Forced into retreat by the Germany army, 400,000 British soldiers find themselves trapped on the beaches of Normandy. While a small group of infantrymen struggle to get on-board an evacuation ship, a squadron of Spitfires head out to defend the troops from German air attack, and a father and son set out from England in their own boat to help rescue whoever they can.
Christopher Nolan’s Dunkirk is a stunning and impactful cinema spectacle. It takes a critical event from World War II, strips out everything except the core in-the-moment details, and then hammers it at his audience for a tightly edited 106 minutes. The result is arguably the most effective war movie since Spielberg’s Saving Private Ryan, and in many aspects Nolan’s film surpasses it. This is an outstanding work of pure cinema.
Everything not immediately relevant to the action at hand has been removed. There is little to no backstory for any of the film’s characters. With some it’s genuinely a struggle to know their names. The film never cuts away to nervous waiting families. We do not see inside Churchill’s war room, and while we do hear his famous “we will fight them on the beaches”, it is read from a newspaper by one of the soldiers. If it does not directly happen to a soldier, an air force pilot or a father and two boys sailing their boat across the Channel, it does not exist in Dunkirk. In the entire film, you only see two Germans – and even then they are pictured briefly and out of focus. This all has a remarkable effect. Arguably more than any other film I have seen, Dunkirk exists completely in the moment. Back story does not matter. Names do not matter. What matters is whether or not a Spitfire pilot will run out of fuel, or if a boat can load up on soldiers before the oil-slicked waters around it catch on fire, or if a bullet from a German fighter strikes one soldier or the man next to him. It is hugely and satisfyingly intense.
Nolan employs an innovative narrative structure to the film as well. It is effectively split between land, sea and sky. On the beaches of Dunkirk, events take place over the course of a week. On the English channel, events take place across one day. In the air, one pilot’s mission to defend the British troops from enemy fighters lasts one hour. Nolan then intercuts between the three. It sounds complicated, but hugely effective editing from Nolan and editor Lee Smith keep matters not only understandable but enormously suspenseful. As the three narratives converge, we begin to glimpse characters from one plot thread inside another. By the time the film concludes, the longer arcs have overtaken the shorter ones. It creates a remarkable sense of drama throughout.

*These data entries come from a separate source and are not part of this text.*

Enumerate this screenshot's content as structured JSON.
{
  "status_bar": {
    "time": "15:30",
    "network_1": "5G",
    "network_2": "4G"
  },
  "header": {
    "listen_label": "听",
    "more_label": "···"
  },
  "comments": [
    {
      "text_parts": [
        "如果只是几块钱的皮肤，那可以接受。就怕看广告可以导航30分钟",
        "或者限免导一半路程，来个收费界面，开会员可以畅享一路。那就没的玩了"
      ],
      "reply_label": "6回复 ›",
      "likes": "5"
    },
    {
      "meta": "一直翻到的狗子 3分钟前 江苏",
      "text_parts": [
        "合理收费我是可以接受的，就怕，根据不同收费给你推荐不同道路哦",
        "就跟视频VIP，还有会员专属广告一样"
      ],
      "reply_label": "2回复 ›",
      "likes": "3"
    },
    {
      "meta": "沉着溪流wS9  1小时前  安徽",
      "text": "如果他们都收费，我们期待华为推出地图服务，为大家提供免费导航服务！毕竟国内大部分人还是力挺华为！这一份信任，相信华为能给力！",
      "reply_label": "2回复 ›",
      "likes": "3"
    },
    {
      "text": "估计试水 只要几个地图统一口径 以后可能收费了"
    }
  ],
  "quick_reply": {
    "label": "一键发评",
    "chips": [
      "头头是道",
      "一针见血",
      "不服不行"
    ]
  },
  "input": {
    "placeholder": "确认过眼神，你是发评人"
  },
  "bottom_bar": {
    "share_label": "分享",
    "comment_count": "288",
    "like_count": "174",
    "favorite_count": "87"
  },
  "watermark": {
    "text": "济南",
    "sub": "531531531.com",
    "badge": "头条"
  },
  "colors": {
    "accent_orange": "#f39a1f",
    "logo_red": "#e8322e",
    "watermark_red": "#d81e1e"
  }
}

A cast of mostly unknown actors deliver hugely realistic performances, keeping everything grounded and believable. The four better known actors – Kenneth Branagh, Mark Rylance, Tom Hardy and Cillian Murphy – stand out by virtue of their pre-existing fame, but really it is a true ensemble effort and there is not a weak actor in the whole group. It is a universally male film, but given its historical and geographic setting that can hardly be considered a fault.
Technically the film is superb, from Hoyte van Hoytema’s iconic cinematography to Hans Zimmer’s hypnotic, constantly rolling score. This kind of slick presentation is par for the course for a Christopher Nolan picture, but with such a deliberately sparse screenplay and pared-back characters the quality is all the more apparent.
The bottom line: Christopher Nolan is one of the strongest feature directors working today, and Dunkirk captures him working at his absolute finest. It is that rare film that deserves to be called a masterpiece.